Consider the eighth-grade NAEP results from Massachusetts, which are a stunning exception to the nationwide pattern of stagnation and decline. Since 1998, the state has improved significantly in the number of eighth-graders reading at the "proficient" or "advanced" levels: Massachusetts now has the largest percentage of students reading at that higher level, and it is No. 1 in average scores for the eighth grade. That is because Massachusetts decided in 1997 that students (and teachers) should learn certain explicit, substantive things about history, science and literature, and that students should be tested on such knowledge.
Tuesday, March 31, 2009
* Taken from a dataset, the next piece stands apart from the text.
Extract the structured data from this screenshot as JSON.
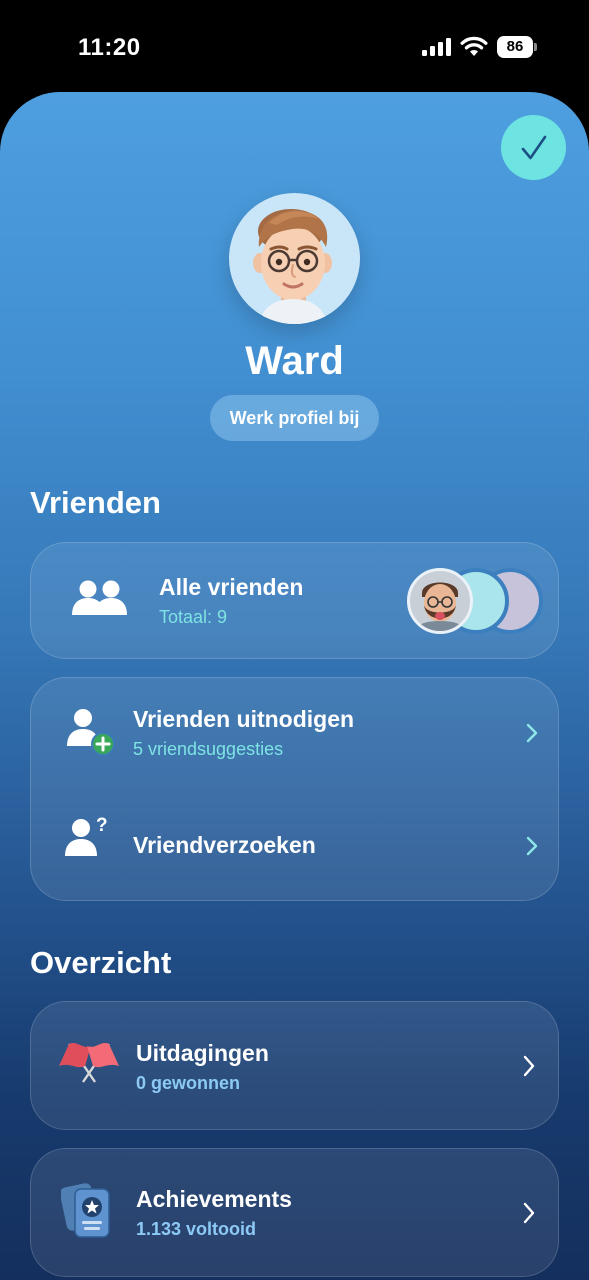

Strong reading depends on strong background knowledge--on vocabulary and concepts and overall ability to sort out what a given text is about. I shared E.D. Hirsch's core argument here. In a more recent op-ed, Hirsch offered a key data argument that steady attention to content builds reading ability for the long-haul: